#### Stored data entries
+--
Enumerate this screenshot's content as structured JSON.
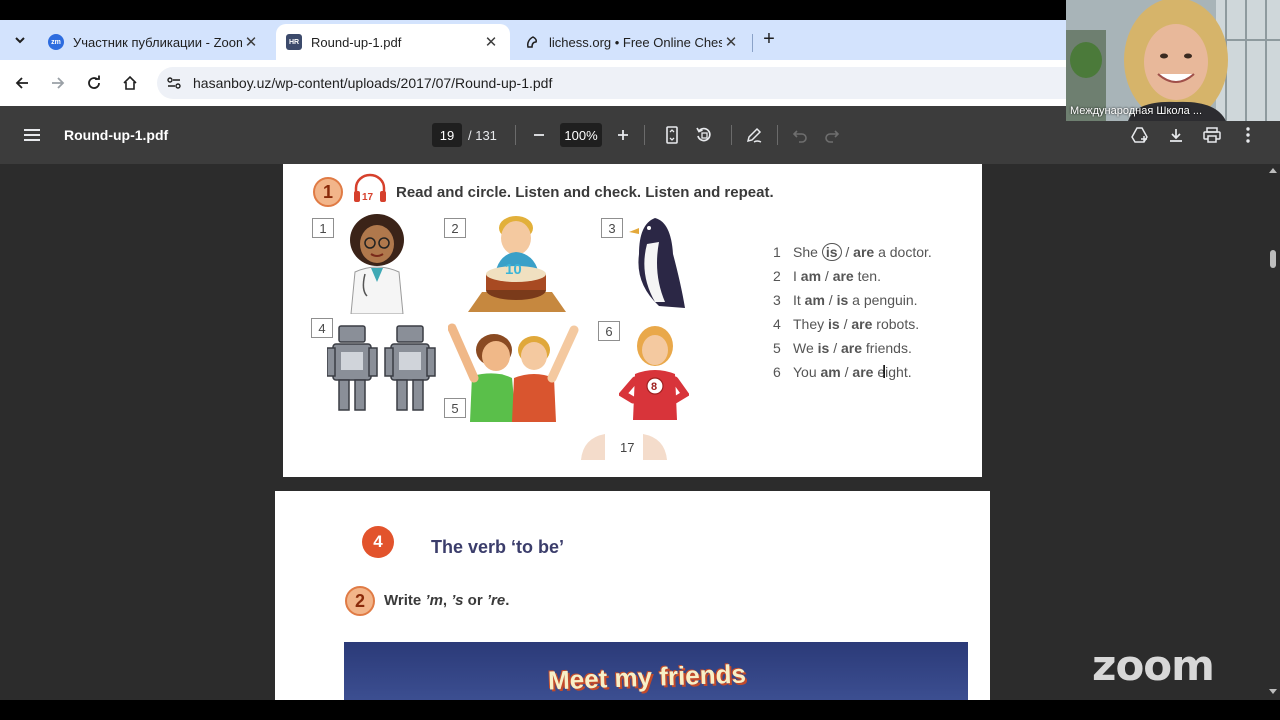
{
  "tabs": [
    {
      "label": "Участник публикации - Zoom",
      "favicon": "zoom-icon"
    },
    {
      "label": "Round-up-1.pdf",
      "favicon": "hr-icon"
    },
    {
      "label": "lichess.org • Free Online Chess",
      "favicon": "lichess-icon"
    }
  ],
  "tab_favicon_texts": [
    "zm",
    "HR"
  ],
  "address": {
    "url": "hasanboy.uz/wp-content/uploads/2017/07/Round-up-1.pdf"
  },
  "pdf_toolbar": {
    "title": "Round-up-1.pdf",
    "page": "19",
    "total": "/ 131",
    "zoom": "100%"
  },
  "page1": {
    "exercise_number": "1",
    "audio_track": "17",
    "instruction": "Read and circle. Listen and check. Listen and repeat.",
    "picture_numbers": [
      "1",
      "2",
      "3",
      "4",
      "5",
      "6"
    ],
    "sentences": [
      {
        "n": "1",
        "subject": "She",
        "opt1": "is",
        "opt2": "are",
        "rest": "a doctor."
      },
      {
        "n": "2",
        "subject": "I",
        "opt1": "am",
        "opt2": "are",
        "rest": "ten."
      },
      {
        "n": "3",
        "subject": "It",
        "opt1": "am",
        "opt2": "is",
        "rest": "a penguin."
      },
      {
        "n": "4",
        "subject": "They",
        "opt1": "is",
        "opt2": "are",
        "rest": "robots."
      },
      {
        "n": "5",
        "subject": "We",
        "opt1": "is",
        "opt2": "are",
        "rest": "friends."
      },
      {
        "n": "6",
        "subject": "You",
        "opt1": "am",
        "opt2": "are",
        "rest": "eight."
      }
    ],
    "cake_number": "10",
    "girl_number": "8",
    "page_number": "17"
  },
  "page2": {
    "section_number": "4",
    "section_title": "The verb ‘to be’",
    "exercise_number": "2",
    "instruction_prefix": "Write ",
    "instruction_m": "’m",
    "instruction_sep": ", ",
    "instruction_s": "’s",
    "instruction_or": " or ",
    "instruction_re": "’re",
    "instruction_end": ".",
    "banner_text": "Meet my friends"
  },
  "zoom_overlay": {
    "participant_name": "Международная Школа ...",
    "logo_text": "zoom"
  }
}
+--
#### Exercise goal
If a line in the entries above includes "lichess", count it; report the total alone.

#### Exercise result
2